[INPUT DATA — start]

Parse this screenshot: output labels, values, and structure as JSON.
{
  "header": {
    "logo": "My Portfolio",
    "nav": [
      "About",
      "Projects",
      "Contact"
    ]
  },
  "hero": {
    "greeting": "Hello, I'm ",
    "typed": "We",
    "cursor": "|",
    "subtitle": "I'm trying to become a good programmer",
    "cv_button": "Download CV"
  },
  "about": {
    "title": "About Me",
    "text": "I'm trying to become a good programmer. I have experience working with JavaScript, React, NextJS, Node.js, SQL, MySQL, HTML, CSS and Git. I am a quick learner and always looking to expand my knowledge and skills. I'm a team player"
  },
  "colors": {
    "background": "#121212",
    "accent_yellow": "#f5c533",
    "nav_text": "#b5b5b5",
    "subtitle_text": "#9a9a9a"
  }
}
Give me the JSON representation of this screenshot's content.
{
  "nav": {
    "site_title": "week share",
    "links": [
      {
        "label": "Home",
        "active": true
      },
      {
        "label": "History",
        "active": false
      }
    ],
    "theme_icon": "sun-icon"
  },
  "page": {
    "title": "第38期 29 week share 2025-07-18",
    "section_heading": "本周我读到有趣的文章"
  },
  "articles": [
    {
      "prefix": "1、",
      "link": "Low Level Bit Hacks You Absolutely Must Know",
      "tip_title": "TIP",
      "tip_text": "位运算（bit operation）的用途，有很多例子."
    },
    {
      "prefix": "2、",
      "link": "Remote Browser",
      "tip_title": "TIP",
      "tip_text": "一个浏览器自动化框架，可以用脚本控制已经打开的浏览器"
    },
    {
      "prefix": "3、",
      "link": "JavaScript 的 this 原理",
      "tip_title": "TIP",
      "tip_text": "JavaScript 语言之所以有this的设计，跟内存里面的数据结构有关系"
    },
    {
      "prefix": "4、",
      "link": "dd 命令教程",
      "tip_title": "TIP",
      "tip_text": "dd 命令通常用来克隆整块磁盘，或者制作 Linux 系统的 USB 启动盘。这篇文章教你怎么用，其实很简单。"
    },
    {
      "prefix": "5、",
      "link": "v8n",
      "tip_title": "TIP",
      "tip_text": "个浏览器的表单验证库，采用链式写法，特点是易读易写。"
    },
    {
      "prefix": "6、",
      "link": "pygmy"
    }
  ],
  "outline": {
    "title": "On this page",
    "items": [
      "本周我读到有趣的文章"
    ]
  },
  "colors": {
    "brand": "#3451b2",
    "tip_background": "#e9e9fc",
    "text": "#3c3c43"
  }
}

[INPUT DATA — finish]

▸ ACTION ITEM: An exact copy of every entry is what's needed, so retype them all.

▸ OUTPUT OF THE EXERCISE:
Parse this screenshot: output labels, values, and structure as JSON.
{
  "header": {
    "logo": "My Portfolio",
    "nav": [
      "About",
      "Projects",
      "Contact"
    ]
  },
  "hero": {
    "greeting": "Hello, I'm ",
    "typed": "We",
    "cursor": "|",
    "subtitle": "I'm trying to become a good programmer",
    "cv_button": "Download CV"
  },
  "about": {
    "title": "About Me",
    "text": "I'm trying to become a good programmer. I have experience working with JavaScript, React, NextJS, Node.js, SQL, MySQL, HTML, CSS and Git. I am a quick learner and always looking to expand my knowledge and skills. I'm a team player"
  },
  "colors": {
    "background": "#121212",
    "accent_yellow": "#f5c533",
    "nav_text": "#b5b5b5",
    "subtitle_text": "#9a9a9a"
  }
}
Give me the JSON representation of this screenshot's content.
{
  "nav": {
    "site_title": "week share",
    "links": [
      {
        "label": "Home",
        "active": true
      },
      {
        "label": "History",
        "active": false
      }
    ],
    "theme_icon": "sun-icon"
  },
  "page": {
    "title": "第38期 29 week share 2025-07-18",
    "section_heading": "本周我读到有趣的文章"
  },
  "articles": [
    {
      "prefix": "1、",
      "link": "Low Level Bit Hacks You Absolutely Must Know",
      "tip_title": "TIP",
      "tip_text": "位运算（bit operation）的用途，有很多例子."
    },
    {
      "prefix": "2、",
      "link": "Remote Browser",
      "tip_title": "TIP",
      "tip_text": "一个浏览器自动化框架，可以用脚本控制已经打开的浏览器"
    },
    {
      "prefix": "3、",
      "link": "JavaScript 的 this 原理",
      "tip_title": "TIP",
      "tip_text": "JavaScript 语言之所以有this的设计，跟内存里面的数据结构有关系"
    },
    {
      "prefix": "4、",
      "link": "dd 命令教程",
      "tip_title": "TIP",
      "tip_text": "dd 命令通常用来克隆整块磁盘，或者制作 Linux 系统的 USB 启动盘。这篇文章教你怎么用，其实很简单。"
    },
    {
      "prefix": "5、",
      "link": "v8n",
      "tip_title": "TIP",
      "tip_text": "个浏览器的表单验证库，采用链式写法，特点是易读易写。"
    },
    {
      "prefix": "6、",
      "link": "pygmy"
    }
  ],
  "outline": {
    "title": "On this page",
    "items": [
      "本周我读到有趣的文章"
    ]
  },
  "colors": {
    "brand": "#3451b2",
    "tip_background": "#e9e9fc",
    "text": "#3c3c43"
  }
}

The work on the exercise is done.